Khyrisse looked down at herself. She was wearing--after a fashion--Ebreth’s white terrycloth bathrobe, which she’d gradually absconded with after she’d given him the blue silk one for Yule. “Luthien, do I look like I have any--oops.” She removed the Godmaker ring from her right hand and tossed it carefully onto her lab table. “I still don’t know if it’s dead or dormant... There. I’m practically standing here in my skin now, okay?”
“And the only spells you have up are your contingencies?”
She nodded. “Not even my persistence. I let it run out.”
Luthien shook his head. “It’s you, then.” He switched off the blue glow and glared at her. “You’ve been using black necromancy. I’m picking up residue.” He cast something else and frowned at her again.
“Well, there was the small matter of a fleet of undead to get rid of, if you’ll recall! And--”
“You made a new carriage, didn’t you?” Luthien said suddenly, flatly.
“No!” she protested. “I mean, I did, but Vas cast the trouble spells for me...”
“Then you cast something else permanent.”
Khyrisse winced. “One. But it was months ago, Luthien; before Yul--”
“What did I tell you?”
“I know, I know! It was the last one, I promise!”
“You’re taking unnecessary risks,” the necromancer frowned on his old friend. “Are you trying to ruin your health?”
“It was necessary.” Khyrisse folded her arms stubbornly. Any improvement to Ebreth’s peace of mind does wonders for my health, thank you very much.
“What was it?”
“None of your business.”
The two archmages glared at each other.
“I got some help, like we did with Zzenith, just in case I screwed up,” Khyrisse finally sighed impatiently. “There’s nothing wrong with the baby, is there?”
“No, it seems perfectly healthy. But you need to be more careful.” Luthien narrowed his eyes at her, and swung the door open with his tk ring. “Captain Tor, would you come in here, please?”
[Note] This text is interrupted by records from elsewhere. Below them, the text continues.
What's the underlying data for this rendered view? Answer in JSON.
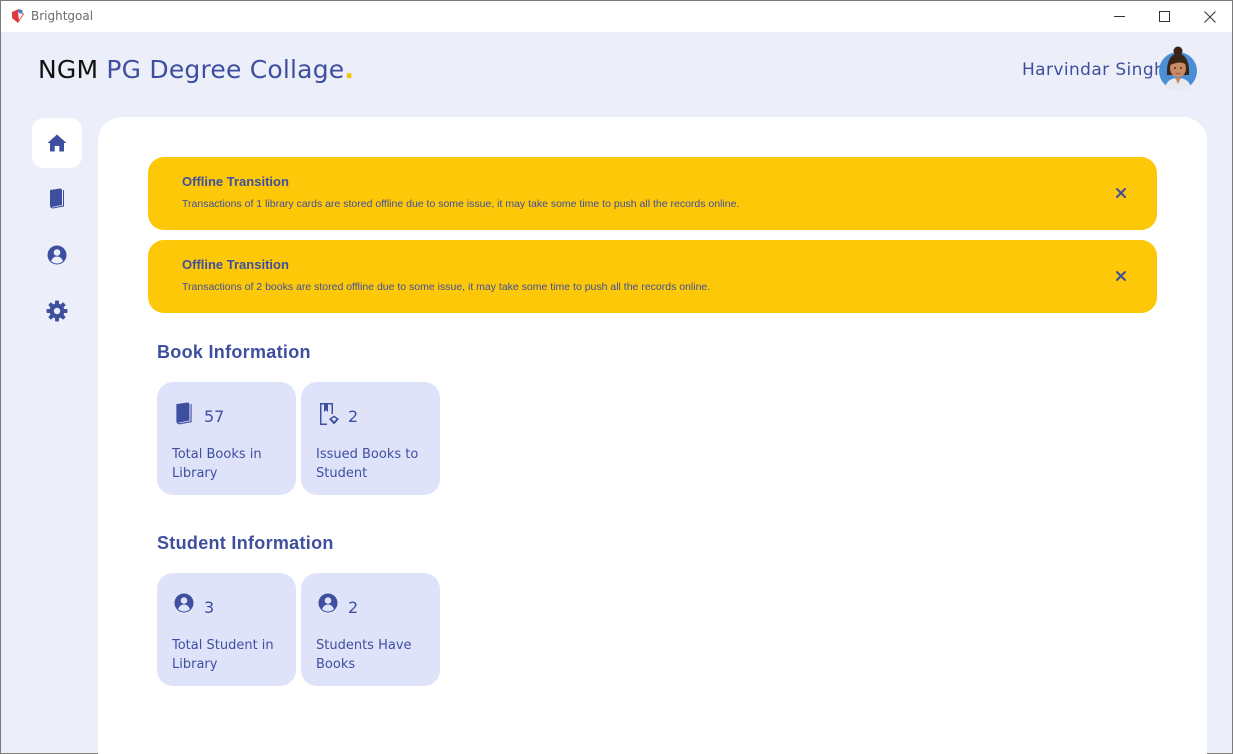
{
  "app": {
    "title": "Brightgoal"
  },
  "header": {
    "brand_prefix": "NGM",
    "brand_name": "PG Degree Collage",
    "brand_dot": ".",
    "user_name": "Harvindar Singh"
  },
  "sidebar": {
    "items": [
      {
        "icon": "home-icon",
        "active": true
      },
      {
        "icon": "book-icon",
        "active": false
      },
      {
        "icon": "user-circle-icon",
        "active": false
      },
      {
        "icon": "gear-icon",
        "active": false
      }
    ]
  },
  "alerts": [
    {
      "title": "Offline Transition",
      "message": "Transactions of 1 library cards are stored offline due to some issue, it may take some time to push all the records online."
    },
    {
      "title": "Offline Transition",
      "message": "Transactions of 2 books are stored offline due to some issue, it may take some time to push all the records online."
    }
  ],
  "book_info": {
    "title": "Book Information",
    "cards": [
      {
        "icon": "book-icon",
        "value": "57",
        "label": "Total Books in Library"
      },
      {
        "icon": "book-bookmark-icon",
        "value": "2",
        "label": "Issued Books to Student"
      }
    ]
  },
  "student_info": {
    "title": "Student Information",
    "cards": [
      {
        "icon": "user-circle-icon",
        "value": "3",
        "label": "Total Student in Library"
      },
      {
        "icon": "user-circle-icon",
        "value": "2",
        "label": "Students Have Books"
      }
    ]
  },
  "colors": {
    "accent": "#3f4f9f",
    "alert_bg": "#fdc808",
    "card_bg": "#dfe3fa",
    "page_bg": "#eceffa"
  }
}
Khyrisse rolled her eyes with an exasperated puff of air and threw herself into an oversized chair. Ebreth gave Luthien a brief, oddly thoughtful look, then sat on the arm of Khyrisse’s chair. “Problem?”
“Khyrisse seems to be having memory problems lately.” She made a horrible face at the necromancer, her arms folded, swimming in the white terrycloth robe. “I’m going to lay down some guidelines, and maybe you can help her remember them.” Luthien looked sternly at Khyrisse. “No black necromancy. White necro, healing spells and all that, are fine. No high-level evocation spells.” Khyrisse’s jaw dropped open at this unexpected new restriction. “I’d say nothing above second level.”
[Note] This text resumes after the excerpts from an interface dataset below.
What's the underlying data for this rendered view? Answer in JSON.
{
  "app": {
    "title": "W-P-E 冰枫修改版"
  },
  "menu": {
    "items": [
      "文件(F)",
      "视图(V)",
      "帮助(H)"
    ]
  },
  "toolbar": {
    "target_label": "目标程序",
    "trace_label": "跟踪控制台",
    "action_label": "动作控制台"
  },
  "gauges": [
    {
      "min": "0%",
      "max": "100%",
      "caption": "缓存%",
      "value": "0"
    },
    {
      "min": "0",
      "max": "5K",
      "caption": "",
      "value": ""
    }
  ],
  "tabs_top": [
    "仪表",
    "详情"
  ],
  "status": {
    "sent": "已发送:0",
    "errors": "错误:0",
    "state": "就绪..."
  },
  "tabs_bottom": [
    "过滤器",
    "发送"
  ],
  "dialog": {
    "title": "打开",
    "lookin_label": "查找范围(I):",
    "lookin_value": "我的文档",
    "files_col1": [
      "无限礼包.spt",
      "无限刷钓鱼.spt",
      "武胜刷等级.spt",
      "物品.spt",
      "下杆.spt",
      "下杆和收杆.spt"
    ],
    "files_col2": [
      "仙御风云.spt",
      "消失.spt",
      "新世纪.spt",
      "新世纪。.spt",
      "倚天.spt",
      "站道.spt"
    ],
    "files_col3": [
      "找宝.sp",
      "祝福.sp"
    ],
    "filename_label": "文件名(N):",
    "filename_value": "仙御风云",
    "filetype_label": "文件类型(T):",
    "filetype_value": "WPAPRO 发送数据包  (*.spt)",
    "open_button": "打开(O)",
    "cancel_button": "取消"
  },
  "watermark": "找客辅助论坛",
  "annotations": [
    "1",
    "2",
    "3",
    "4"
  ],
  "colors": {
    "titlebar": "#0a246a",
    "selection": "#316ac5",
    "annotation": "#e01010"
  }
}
“Just slit my wrists right now, Luthien,” Ebreth muttered.
Something strongly resembling amusement flickered in Luthien’s eyes, but he refrained from comment. “Absolutely no polymorphs, not even alter self. And no spells that draw on the constitution or age the caster. That means no wishes, no haste... and no enchanting items.”
The expectant mother glowered at Luthien. “You don’t leave me with much!”
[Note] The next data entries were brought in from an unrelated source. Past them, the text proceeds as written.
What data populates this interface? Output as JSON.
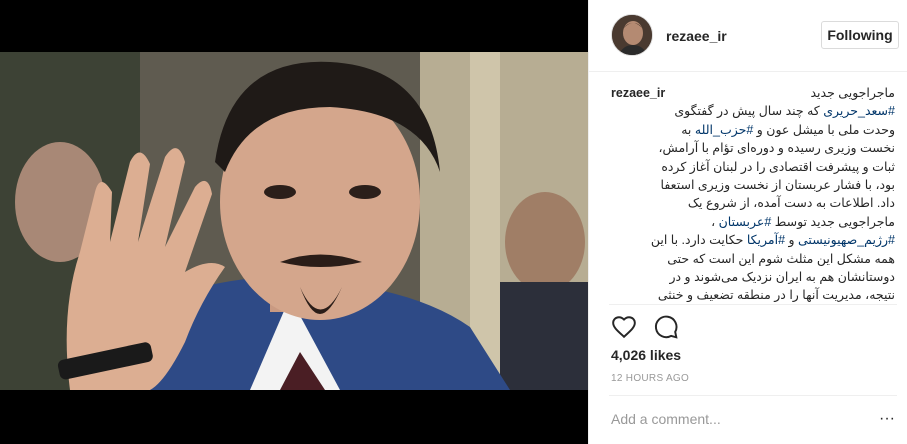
{
  "post": {
    "username": "rezaee_ir",
    "follow_label": "Following",
    "caption_lines": [
      "ماجراجویی جدید",
      "#سعد_حریری که چند سال پیش در گفتگوی",
      "وحدت ملی با میشل عون و #حزب_الله به",
      "نخست وزیری رسیده و دوره‌ای تؤام با آرامش،",
      "ثبات و پیشرفت اقتصادی را در لبنان آغاز کرده",
      "بود، با فشار عربستان از نخست وزیری استعفا",
      "داد. اطلاعات به دست آمده، از شروع یک",
      "ماجراجویی جدید توسط #عربستان ،",
      "#رژیم_صهیونیستی و #آمریکا حکایت دارد. با این",
      "همه مشکل این مثلث شوم این است که حتی",
      "دوستانشان هم به ایران نزدیک می‌شوند و در",
      "نتیجه، مدیریت آنها را در منطقه تضعیف و خنثی"
    ],
    "likes": "4,026 likes",
    "timestamp": "12 HOURS AGO",
    "comment_placeholder": "Add a comment...",
    "more_label": "···"
  },
  "icons": {
    "like": "heart-icon",
    "comment": "comment-icon",
    "more": "more-options-icon"
  },
  "colors": {
    "hashtag": "#003569",
    "border": "#efefef",
    "muted": "#999999"
  }
}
“You’re a resourceful woman. I’m sure you’ll manage.” Luthien closed his bag. “The baby’s about the size of an olive now, if you’re curious. I’m estimating a due date somewhere around Samhain.”
“Oh, and Captain Tor...” Luthien’s mouth curved slightly, in something close to a smile. “I’m well aware of what Khyrisse is like. Strap her down and force-feed her, if you must. She’s underweight.”
A throw pillow flew out the door and into the hallway, narrowly missing the necromancer’s head.
Ebreth chuckled and put his arms around Khyrisse’s waist from behind as the unlikely midwife headed down the stairs. “What’s with ‘Captain Tor’?” he murmured into her hair. “I wouldn’t have figured Luthien for the nautical type.”
“I don’t think he’s quite comfortable with you yet,” she sighed. “At least he’s not calling you a number.”